The only other death was Burr and, as little men will do, a gun was in play.
Get real he knew
i hear folks say that because Christi had answered questions for nearly 2 hours they believe what he's saying. and guest who is saying such things! yes your right, folks like pribus.
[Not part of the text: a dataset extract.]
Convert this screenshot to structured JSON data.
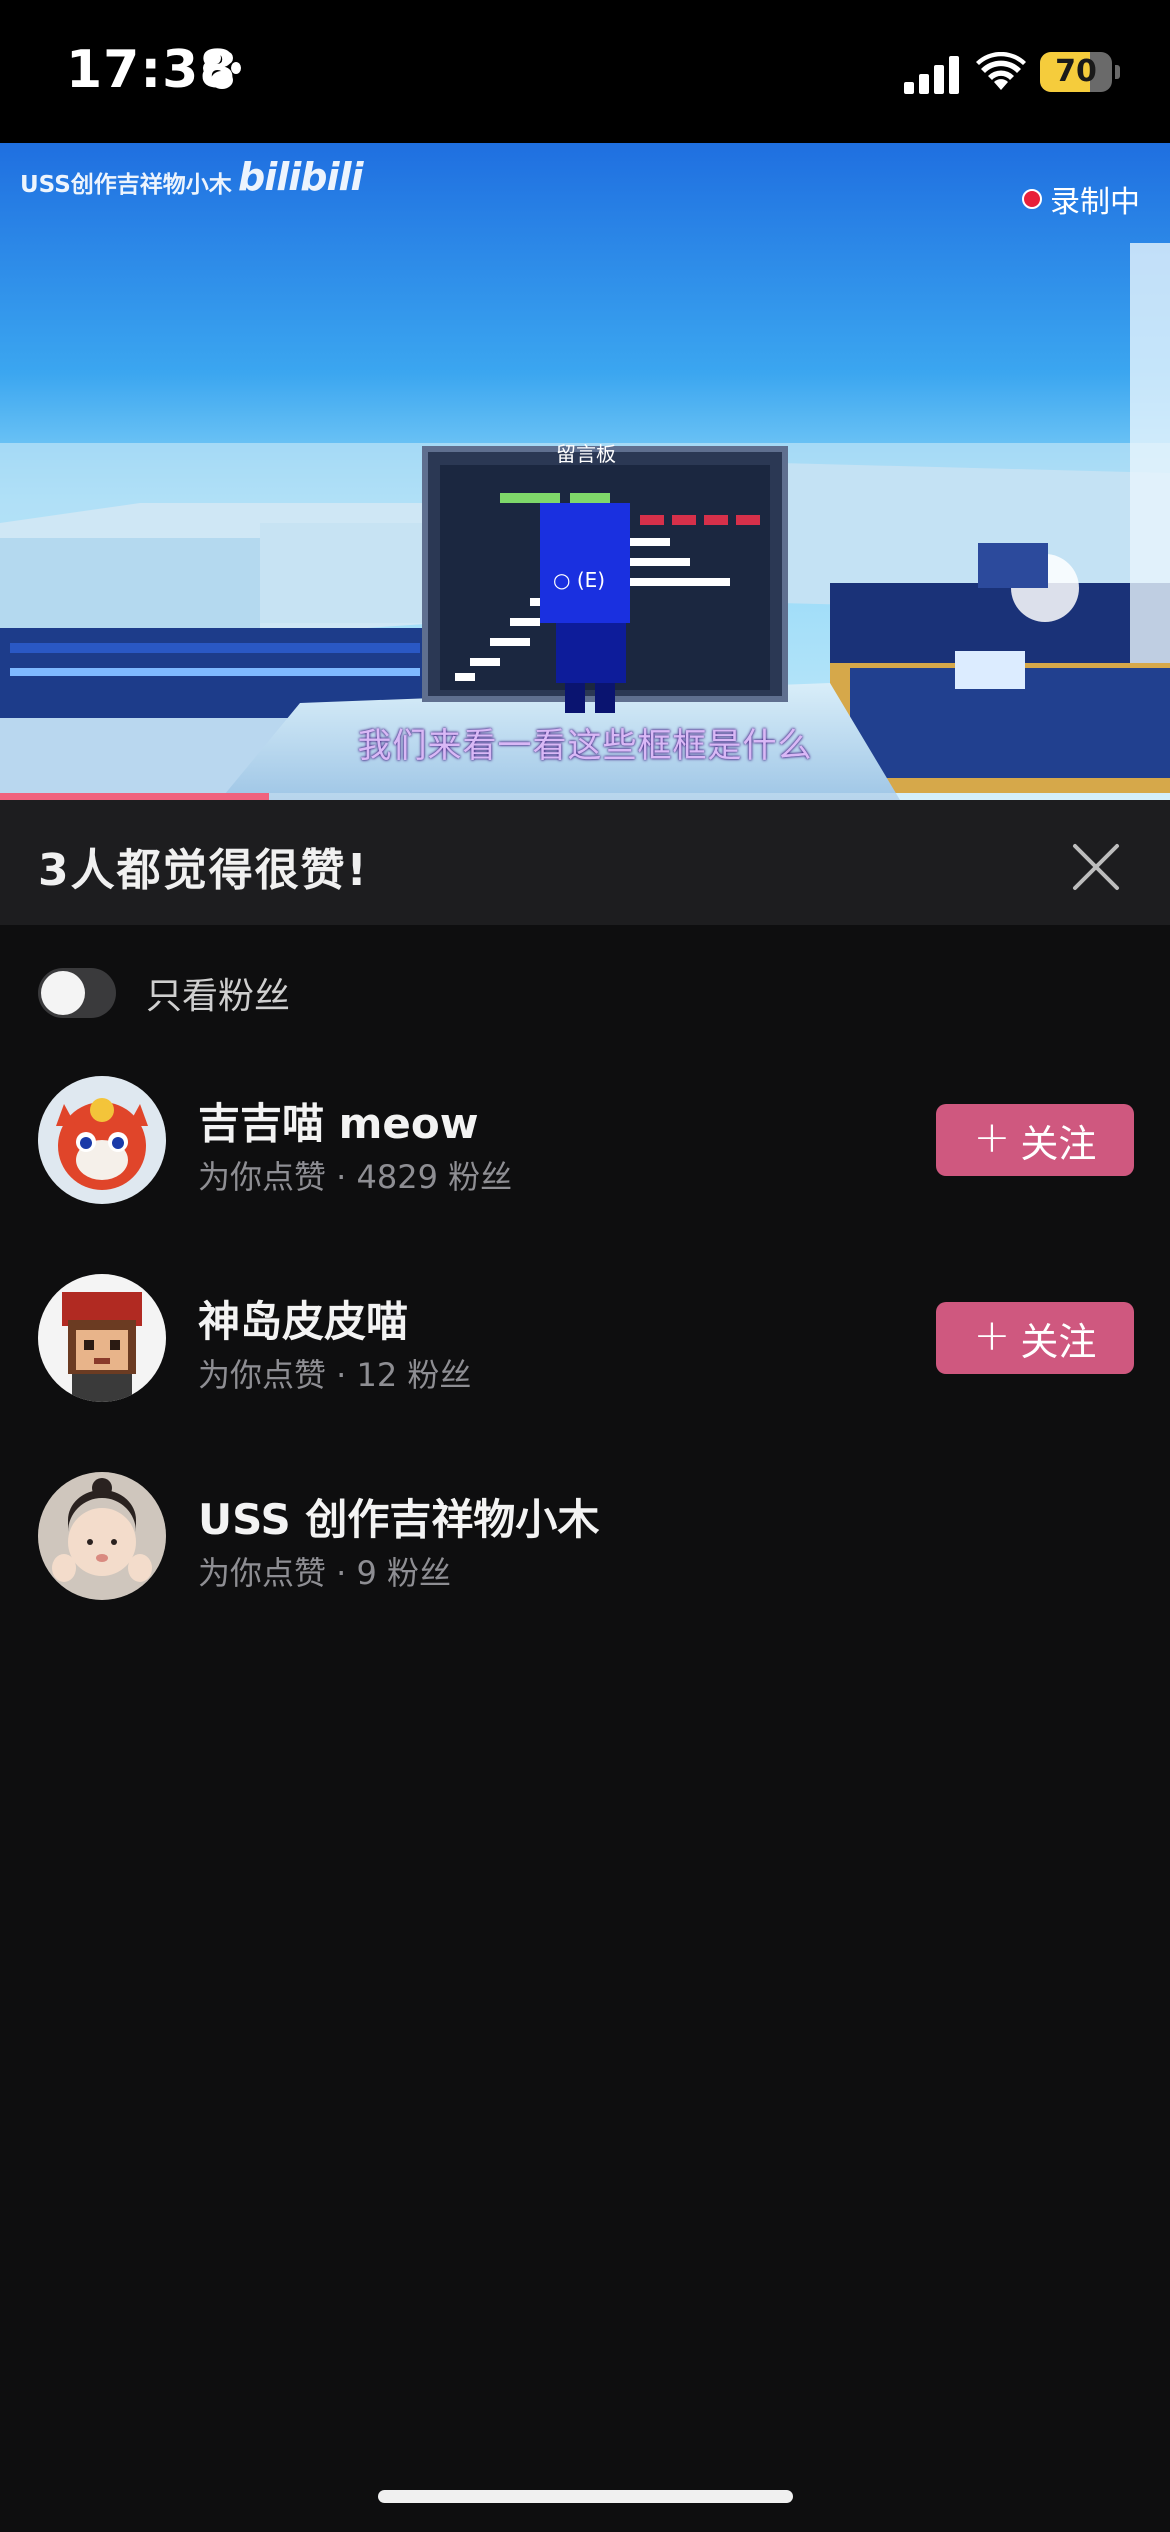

Christi is a prosecutor for crying out loud, he was so good at it that they made him prosecutor over the whole land of new jersey. a prosecutor jobs is to break down suspect inch by inch, for weeks or even months. now you cannot tell me that a prosecutor, who have gone to the pinnacle of his trade cannot build up himself for a couple hours, when he knows all the tricks in the book. why you think their is no paper trail leading back to him. this is not the average joe folks, this is the prosecutor of the whole state of new jersey. now for priebus to redicule this white house for months with scandals which not one is viable,nor goes back to the white house directly, to call this president, the in the dark president, when he has to manage 100 times more people than Christi. then call Christie believable when all the criticism is coming to people that Christi directly manage is a farce. their is no one on this planet that tell me that Christi had no knowledge of this crime and i would beleive them. 4 days of the busiest bridge shut down, and you have the gall to say you didn't inquire, nor no one told you about it. if you cannot manage a small state like new jersey, how the hell can you manage the whole country.
Politiicians snubbing other politicians for a political gain is nothing new. However, shutting down the busiest bridge in the world, endangering American lives and interfering in interstate commerce is something entirely new – and a serious criminal matter. Attempting to falsely equate a federal crime with the examples above is sadly laughable.
First off, to those calling the bridge lane closure a "prank", pranks are for teenagers NOT grown men in an elected office in charge of the public's safety. Calling it a prank is merely an effort to deflect and diminish the severity of shutting down lanes used by emergency vehicles, just because you are PO. We do not need such childish actions in the highest office in the land.
Now, there are rumblings of misuse of federal disaster funds, IF proven, this clown needs to stay a small state governor that agrees and supports his abrasive demeanor of "I am right, and you are both wrong AND stupid if you disagree or question me"!